Companies evaluate their strengths and the attractiveness of industries as high, medium, and low. The firms then determine their investment strategies based on how well the two correlate with one another. As Figure 2.14 The General Electric (GE) Approach shows, the investment options outlined in the GE approach can be compared to a traffic light. For example, if a company feels that it does not have the business strengths to compete in an industry and that the industry is not attractive, this will result in a low rating, which is comparable to a red light. In that case, the company should harvest the business (slowly reduce the investments made in it), divest the business (drop or sell it), or stop investing in it, which is what happened with many automotive manufacturers.
Although many people may think a yellow light means “speed up,” it actually means caution. Companies with a medium rating on industry attractiveness and business strengths should be cautious when investing and attempt to hold the market share they have. If a company rates itself high on business strengths and the industry is very attractive (also rated high), this is comparable to a green light. In this case, the firm should invest in the business and build market share. During bad economic times, many industries are not attractive. However, when the economy improves businesses must reevaluate opportunities.

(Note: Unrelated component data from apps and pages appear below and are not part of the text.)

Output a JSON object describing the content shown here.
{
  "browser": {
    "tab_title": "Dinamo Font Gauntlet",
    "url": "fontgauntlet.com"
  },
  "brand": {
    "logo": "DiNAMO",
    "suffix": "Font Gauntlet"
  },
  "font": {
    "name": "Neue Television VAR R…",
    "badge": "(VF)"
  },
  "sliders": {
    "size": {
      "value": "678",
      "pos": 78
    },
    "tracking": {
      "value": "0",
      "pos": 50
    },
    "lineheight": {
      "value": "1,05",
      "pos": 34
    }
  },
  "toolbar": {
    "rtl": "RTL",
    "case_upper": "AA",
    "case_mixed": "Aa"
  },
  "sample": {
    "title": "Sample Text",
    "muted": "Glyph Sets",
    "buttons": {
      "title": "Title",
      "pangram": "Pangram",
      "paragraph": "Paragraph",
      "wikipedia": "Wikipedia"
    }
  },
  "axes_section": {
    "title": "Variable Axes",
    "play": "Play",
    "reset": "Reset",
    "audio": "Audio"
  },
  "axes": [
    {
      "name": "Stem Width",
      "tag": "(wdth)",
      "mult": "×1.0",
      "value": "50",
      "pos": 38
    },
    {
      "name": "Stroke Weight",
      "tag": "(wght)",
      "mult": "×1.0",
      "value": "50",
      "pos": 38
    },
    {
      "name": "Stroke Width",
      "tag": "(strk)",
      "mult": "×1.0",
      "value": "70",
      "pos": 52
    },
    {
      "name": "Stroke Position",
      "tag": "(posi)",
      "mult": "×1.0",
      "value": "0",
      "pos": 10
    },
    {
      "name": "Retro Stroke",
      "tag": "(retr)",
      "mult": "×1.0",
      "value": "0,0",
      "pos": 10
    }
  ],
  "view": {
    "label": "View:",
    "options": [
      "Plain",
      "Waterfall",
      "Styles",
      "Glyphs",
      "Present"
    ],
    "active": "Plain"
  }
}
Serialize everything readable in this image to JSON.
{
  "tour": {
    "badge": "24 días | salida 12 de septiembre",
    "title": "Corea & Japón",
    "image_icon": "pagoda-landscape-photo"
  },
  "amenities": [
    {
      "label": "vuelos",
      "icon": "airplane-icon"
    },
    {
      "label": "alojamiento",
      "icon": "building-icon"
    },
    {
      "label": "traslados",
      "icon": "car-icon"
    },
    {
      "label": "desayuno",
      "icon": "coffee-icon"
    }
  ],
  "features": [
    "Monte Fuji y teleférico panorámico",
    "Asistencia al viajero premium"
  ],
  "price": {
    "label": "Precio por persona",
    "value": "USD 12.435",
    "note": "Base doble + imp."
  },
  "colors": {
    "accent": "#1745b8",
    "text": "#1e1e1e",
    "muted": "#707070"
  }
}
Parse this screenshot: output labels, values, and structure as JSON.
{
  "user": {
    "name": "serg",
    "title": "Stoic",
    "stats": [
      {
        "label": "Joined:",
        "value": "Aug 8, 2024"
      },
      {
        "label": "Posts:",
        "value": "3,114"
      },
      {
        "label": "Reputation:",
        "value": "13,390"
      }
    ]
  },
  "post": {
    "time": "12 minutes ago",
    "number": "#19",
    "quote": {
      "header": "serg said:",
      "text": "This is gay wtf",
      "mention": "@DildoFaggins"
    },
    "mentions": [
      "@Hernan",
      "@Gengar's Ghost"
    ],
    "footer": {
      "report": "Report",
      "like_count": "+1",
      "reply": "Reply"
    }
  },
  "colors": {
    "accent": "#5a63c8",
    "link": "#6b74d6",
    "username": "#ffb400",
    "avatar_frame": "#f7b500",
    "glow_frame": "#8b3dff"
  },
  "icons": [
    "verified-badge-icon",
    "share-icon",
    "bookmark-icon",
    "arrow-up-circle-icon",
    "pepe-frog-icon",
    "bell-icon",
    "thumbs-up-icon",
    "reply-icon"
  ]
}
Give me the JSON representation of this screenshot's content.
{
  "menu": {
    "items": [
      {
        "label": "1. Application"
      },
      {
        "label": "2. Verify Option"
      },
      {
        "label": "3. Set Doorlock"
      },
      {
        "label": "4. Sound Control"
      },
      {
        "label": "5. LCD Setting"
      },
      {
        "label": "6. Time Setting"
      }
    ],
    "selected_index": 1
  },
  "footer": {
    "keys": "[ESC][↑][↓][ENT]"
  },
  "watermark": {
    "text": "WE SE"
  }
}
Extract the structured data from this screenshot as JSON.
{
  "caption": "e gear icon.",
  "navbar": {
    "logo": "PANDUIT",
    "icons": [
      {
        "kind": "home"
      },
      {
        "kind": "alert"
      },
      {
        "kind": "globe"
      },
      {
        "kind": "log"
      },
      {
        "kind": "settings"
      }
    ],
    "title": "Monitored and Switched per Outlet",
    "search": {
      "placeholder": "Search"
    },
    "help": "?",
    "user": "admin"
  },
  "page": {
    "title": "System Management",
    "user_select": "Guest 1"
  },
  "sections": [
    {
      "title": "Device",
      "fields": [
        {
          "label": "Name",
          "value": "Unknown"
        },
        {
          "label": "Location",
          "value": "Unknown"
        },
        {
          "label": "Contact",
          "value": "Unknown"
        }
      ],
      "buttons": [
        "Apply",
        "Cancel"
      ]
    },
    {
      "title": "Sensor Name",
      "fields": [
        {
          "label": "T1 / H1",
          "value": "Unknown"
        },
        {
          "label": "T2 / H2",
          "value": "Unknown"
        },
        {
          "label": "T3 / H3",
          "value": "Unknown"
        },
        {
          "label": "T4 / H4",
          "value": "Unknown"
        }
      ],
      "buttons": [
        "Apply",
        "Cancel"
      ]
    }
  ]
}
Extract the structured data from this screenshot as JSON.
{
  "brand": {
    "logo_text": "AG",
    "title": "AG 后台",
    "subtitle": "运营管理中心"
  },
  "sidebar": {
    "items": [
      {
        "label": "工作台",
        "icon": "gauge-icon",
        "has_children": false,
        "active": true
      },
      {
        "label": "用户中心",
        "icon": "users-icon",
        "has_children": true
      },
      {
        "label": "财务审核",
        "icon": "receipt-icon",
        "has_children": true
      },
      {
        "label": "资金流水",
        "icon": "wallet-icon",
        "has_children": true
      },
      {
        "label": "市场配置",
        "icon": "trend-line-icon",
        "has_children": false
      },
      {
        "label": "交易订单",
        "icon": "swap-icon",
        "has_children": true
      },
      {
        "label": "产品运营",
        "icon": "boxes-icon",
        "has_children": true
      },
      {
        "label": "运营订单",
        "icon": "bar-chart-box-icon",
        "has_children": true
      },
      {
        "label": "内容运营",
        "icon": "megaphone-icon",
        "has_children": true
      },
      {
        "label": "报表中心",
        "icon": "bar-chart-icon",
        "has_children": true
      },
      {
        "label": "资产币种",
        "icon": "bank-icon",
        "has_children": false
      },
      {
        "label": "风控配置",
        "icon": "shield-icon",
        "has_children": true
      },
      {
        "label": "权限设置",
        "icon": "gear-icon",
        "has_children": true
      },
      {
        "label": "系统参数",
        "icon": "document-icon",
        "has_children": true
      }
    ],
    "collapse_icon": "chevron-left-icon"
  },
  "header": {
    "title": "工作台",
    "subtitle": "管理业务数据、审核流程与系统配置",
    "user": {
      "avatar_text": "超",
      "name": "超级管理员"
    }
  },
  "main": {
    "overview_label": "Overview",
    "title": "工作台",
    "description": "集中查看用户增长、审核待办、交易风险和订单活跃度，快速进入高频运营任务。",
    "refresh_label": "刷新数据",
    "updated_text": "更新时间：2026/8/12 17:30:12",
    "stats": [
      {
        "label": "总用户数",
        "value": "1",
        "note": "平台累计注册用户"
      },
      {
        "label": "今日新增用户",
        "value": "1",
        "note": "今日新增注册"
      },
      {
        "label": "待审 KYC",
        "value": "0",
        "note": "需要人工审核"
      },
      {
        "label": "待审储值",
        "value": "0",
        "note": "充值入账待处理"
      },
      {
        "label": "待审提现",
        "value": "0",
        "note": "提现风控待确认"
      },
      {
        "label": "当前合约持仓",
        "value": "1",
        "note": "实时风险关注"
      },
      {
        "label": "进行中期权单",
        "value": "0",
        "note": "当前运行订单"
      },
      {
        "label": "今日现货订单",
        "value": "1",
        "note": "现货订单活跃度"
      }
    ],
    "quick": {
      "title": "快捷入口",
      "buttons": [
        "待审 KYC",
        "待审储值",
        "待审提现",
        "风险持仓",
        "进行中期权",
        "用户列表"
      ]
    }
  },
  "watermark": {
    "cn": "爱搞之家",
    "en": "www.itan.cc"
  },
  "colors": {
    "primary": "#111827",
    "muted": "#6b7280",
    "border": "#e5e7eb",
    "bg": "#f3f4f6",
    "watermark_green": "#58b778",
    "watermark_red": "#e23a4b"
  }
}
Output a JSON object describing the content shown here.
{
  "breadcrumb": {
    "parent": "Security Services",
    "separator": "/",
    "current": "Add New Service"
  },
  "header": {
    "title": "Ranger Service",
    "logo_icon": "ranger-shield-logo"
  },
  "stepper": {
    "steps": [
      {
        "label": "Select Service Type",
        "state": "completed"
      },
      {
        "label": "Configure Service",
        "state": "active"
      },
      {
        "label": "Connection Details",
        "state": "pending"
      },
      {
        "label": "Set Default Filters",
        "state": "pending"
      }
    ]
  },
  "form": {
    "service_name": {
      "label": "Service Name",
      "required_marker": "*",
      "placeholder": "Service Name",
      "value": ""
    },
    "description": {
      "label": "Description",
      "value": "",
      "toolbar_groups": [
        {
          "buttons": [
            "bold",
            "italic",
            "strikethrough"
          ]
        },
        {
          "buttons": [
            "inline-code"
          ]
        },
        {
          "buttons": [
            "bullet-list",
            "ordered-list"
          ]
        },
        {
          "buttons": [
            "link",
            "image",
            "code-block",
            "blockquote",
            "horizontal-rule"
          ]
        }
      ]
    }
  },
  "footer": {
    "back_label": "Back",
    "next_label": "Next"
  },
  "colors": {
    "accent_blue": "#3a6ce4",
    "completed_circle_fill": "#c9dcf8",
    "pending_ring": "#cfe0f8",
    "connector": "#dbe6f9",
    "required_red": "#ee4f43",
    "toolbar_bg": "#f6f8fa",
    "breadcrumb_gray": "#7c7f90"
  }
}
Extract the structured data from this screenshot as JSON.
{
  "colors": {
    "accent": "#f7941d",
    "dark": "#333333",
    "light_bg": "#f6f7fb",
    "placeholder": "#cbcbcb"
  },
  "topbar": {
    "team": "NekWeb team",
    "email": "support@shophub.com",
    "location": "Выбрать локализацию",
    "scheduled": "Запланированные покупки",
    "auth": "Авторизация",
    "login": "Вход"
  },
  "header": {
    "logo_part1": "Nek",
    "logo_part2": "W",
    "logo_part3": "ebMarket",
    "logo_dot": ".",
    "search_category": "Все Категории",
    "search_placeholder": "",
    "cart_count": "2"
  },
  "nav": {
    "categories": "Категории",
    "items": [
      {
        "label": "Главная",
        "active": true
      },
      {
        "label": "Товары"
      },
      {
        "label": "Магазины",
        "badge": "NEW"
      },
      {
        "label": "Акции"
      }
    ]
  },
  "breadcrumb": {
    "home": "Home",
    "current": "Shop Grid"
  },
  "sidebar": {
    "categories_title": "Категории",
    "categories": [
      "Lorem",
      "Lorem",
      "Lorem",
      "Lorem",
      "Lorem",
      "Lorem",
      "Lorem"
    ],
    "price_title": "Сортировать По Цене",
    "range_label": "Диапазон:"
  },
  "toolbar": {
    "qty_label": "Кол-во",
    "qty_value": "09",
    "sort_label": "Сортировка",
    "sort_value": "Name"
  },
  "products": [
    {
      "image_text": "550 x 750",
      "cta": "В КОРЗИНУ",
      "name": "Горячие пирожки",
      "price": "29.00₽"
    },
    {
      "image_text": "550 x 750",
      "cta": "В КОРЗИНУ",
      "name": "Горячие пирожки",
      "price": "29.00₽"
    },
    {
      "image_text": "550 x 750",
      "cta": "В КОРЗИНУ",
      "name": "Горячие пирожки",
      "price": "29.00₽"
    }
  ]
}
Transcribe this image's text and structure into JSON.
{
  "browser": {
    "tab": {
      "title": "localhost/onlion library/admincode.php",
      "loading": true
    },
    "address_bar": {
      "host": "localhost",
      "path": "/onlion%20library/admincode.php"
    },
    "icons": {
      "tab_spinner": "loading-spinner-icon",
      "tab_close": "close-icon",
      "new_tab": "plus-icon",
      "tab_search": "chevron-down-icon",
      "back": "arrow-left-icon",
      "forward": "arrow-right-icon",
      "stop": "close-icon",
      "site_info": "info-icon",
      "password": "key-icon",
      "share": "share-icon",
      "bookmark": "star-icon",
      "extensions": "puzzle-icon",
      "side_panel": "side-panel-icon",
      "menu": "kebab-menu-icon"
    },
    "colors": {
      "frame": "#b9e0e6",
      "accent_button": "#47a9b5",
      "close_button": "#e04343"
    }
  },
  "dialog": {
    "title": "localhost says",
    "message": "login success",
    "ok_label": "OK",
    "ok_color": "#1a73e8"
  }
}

A group of businesses is called a portfolio. Organizations that have multiple business units must decide how to allocate resources to them and decide what objectives and strategies are feasible for them. Portfolio planning approaches help firms analyze the businesses relative to each other. The BCG and GE approaches are two or the most common portfolio planning methods.
- How would you classify a product that has a low market share in a growing market?
- What does it mean to hold market share?
- What factors are used as the basis for analyzing businesses and brands using the BCG and the GE approaches?